- Using its Facebook fan page with a membership of 3.7 million, Skittles' "Valentine the Rainbow" lets users create a digital valentine for an unsuspecting, hand-picked meter maid, one of the most hated professions in the country and one that deserves some sweet lovin'.
- Registration for Advertising Week 2010 has opened.
- Yea, yea, yea, That Belgian advertising agency strike.
- Check out The Incredibly Boring Web Content Challenge from Captains of Industry. Enter your submission for the most mind numbing product descriptions.
Skiing? Skating? Bobsledding? Basketball? Snowboarding? The Winter Olympics? Boring, right? Not if you're Cheil Worldwide and you're creating a campaign for Samsung Electronics. Nope. When you're an ad agency, you don't have to live within the confines of Olympic Rule.
Nope. You can create sports like Snowboard Basketball and Beat Box Ice Skating. Snowboard Basketbal we can see. Beat Box Ice Skating not so much.
Yup. It was predictable. A cause group has, in a way, thanked Denny's for bringing the plight of chickens to the forefront of the public's mind. As you recall, Denny's poked fun at what chickens would have to go through to lay all the eggs needed for the company's Grand Slam breakast promotion.
Farm Sanctuary President and Co-Founder Gene Baur said, "In a surprise move, Denny's, home of the Grand Slam breakfast, inadvertently delivered a powerful animal protection message to millions of Super Bowl fans during Sunday's game between the Saints and the Colts. I say 'surprise' because it's not every day that a major restaurant chain makes a public acknowledgment (and during the Super Bowl no less) of the animal suffering that goes into the creation of their menu items, but that is precisely what Denny's did with their 'Chicken Warning' ads."
Baur added, "Denny's (however unintentionally) made the connection between animal suffering and the food on their menu, giving viewers a glimpse at the nasty truth behind eggs."
Will anyone think twice the next time they order scrambled eggs? We think not.
Remember back in the day when the click was king and animated banners were all the rage? Back when Geocities sites ruled? Yea, they were quaint times. Thankfully, we've come a long way since then. Well, some of us have. Not the Council of Responsible Advertisers Promoting Accepted Digital Solutions or C.R.A.P.A.D.S. No. C.R.A.P.A.D.S. thinks it's still all about the click and all this rich media stuff is, well, crap. After all, who wants bloated images floating across the screen?
C.R.A.P.A.D.S. wants us to appreciate the "beauty and effectiveness of traditional ad banners. Company Chairman Charles Letchwell says they're reliable and "better suited for real internet people."
C.R.A.P.A.D.S. Creative Director Eldred Tosveck says rich media is "gratuitous and obscene" and "only 98 percent of the web browsers are enable with The Flash.

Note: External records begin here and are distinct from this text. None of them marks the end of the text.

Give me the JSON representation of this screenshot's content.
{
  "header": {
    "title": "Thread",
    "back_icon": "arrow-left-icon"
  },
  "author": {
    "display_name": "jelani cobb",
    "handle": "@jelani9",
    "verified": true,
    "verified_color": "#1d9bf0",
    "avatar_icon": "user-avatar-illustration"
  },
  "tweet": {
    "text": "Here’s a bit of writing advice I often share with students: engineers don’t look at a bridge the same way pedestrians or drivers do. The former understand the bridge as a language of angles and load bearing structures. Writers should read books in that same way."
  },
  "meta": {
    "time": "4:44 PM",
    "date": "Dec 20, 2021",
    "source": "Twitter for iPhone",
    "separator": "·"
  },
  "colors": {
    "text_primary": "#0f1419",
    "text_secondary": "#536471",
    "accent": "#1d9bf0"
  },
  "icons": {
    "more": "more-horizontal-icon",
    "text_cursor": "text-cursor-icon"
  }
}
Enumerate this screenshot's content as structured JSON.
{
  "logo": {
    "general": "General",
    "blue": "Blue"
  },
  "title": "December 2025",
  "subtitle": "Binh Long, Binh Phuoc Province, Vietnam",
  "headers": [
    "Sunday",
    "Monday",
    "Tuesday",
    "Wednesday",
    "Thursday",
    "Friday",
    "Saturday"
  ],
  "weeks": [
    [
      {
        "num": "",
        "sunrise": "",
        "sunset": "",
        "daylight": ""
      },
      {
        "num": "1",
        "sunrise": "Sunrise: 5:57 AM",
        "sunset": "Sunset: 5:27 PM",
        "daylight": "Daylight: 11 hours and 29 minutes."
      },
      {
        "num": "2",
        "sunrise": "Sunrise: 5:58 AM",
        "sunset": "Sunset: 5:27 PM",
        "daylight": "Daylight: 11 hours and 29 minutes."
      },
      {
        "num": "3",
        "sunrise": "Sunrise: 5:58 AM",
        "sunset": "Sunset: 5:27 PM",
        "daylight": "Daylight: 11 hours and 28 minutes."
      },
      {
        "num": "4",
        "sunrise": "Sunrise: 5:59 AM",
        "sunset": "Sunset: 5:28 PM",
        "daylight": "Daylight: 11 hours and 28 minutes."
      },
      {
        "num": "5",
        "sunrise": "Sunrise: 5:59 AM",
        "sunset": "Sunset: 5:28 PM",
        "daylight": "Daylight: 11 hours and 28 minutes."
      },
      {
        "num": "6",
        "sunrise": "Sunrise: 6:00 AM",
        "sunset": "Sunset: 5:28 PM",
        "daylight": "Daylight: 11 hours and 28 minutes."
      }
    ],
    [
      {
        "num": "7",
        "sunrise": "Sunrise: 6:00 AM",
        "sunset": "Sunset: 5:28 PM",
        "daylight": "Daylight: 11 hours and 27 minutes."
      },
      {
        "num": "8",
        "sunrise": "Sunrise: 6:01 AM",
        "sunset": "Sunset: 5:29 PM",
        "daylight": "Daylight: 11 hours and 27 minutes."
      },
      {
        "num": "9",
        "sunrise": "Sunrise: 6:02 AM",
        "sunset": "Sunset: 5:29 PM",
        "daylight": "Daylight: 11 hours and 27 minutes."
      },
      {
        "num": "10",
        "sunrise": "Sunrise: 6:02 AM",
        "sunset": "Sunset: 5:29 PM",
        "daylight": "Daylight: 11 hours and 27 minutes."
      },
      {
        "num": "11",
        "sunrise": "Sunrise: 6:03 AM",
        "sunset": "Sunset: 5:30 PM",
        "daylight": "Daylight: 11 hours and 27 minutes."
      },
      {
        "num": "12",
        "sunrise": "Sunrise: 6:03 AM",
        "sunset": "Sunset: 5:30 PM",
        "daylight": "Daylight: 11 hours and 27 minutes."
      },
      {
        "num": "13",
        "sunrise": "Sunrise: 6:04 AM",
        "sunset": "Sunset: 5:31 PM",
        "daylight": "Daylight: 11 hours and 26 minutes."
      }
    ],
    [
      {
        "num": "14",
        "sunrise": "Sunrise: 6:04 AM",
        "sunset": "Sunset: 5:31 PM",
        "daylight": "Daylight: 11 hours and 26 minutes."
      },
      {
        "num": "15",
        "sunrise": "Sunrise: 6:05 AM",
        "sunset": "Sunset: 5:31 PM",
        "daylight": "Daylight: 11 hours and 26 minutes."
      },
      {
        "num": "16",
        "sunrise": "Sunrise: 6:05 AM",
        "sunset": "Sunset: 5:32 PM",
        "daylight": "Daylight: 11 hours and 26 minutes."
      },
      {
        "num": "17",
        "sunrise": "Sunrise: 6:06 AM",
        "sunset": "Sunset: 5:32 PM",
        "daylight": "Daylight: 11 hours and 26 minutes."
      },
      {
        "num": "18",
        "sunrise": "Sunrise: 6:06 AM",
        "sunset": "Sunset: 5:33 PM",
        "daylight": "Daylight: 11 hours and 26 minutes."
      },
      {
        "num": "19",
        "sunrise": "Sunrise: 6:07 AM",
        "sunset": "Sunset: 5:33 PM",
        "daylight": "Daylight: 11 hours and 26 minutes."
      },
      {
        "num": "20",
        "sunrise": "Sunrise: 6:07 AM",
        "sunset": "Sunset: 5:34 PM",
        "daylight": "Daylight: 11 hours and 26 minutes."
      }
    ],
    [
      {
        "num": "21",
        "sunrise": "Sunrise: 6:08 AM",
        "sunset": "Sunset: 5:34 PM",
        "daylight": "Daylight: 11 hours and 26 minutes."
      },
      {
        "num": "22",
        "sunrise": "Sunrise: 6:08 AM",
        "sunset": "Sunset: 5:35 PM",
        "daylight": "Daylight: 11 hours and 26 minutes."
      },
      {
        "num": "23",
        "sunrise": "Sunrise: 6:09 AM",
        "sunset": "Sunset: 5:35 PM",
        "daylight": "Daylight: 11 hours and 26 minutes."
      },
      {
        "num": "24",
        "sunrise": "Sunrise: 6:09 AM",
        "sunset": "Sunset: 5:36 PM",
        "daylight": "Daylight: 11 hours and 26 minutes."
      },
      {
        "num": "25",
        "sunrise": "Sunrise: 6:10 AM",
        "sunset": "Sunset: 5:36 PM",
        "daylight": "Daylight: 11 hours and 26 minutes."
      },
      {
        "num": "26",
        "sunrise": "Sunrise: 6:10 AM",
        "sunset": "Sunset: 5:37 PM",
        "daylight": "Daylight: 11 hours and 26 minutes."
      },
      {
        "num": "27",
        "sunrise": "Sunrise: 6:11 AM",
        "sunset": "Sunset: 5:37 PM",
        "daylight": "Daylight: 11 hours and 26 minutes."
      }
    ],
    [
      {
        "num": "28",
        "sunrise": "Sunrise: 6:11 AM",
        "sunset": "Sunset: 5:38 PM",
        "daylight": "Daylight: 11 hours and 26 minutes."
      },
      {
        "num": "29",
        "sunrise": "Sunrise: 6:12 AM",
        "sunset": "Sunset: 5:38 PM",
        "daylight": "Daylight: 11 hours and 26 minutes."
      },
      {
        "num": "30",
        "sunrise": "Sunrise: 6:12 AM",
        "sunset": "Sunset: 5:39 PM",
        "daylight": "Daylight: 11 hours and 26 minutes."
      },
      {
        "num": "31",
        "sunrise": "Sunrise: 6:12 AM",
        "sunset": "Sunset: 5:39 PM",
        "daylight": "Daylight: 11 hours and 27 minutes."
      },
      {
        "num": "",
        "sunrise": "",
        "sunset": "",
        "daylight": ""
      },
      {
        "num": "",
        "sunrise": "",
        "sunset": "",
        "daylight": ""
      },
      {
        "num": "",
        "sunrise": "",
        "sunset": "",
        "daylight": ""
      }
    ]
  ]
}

Who's looking out for the other two?"
You'll be surprised when the responsible party behind this campaign is outed. We know who it is but we're not saying. After all, that would take the fun out of the hunt, right?
And now...FULL DISCLOSURE: This company advertises on Adrants. And they pay us money to do so. OK? We good?
Now come on, who can be the first to name the company?
While the concept could be a bit more dramatic, this commercial from DDB Toronto for Canada's Smoker's Helpline does an adequate job making the point cigarettes can take years off your life. With each puff of the cancer stick, another wrinkle may appear.
It's not as dramatic as, say, images of a man who's entire face is falling off (which we will spare you the sight of), but it does deliver the message.
Love this new French Connection video called "The Man." It casts aside all the over the top blather we see in far too many fashion ads. In this one, we have a man. And he has clothes. And he is a regular man. Well, a regular man with a (fake?) beard who can't seem to get the elevator to work. But a man with a fashion sense none the less. Just, thankfully, not for sequins. Which is really code for over the top fashions brands try to sell me but only end up selling to the three people who actually respond to their ads in GQ.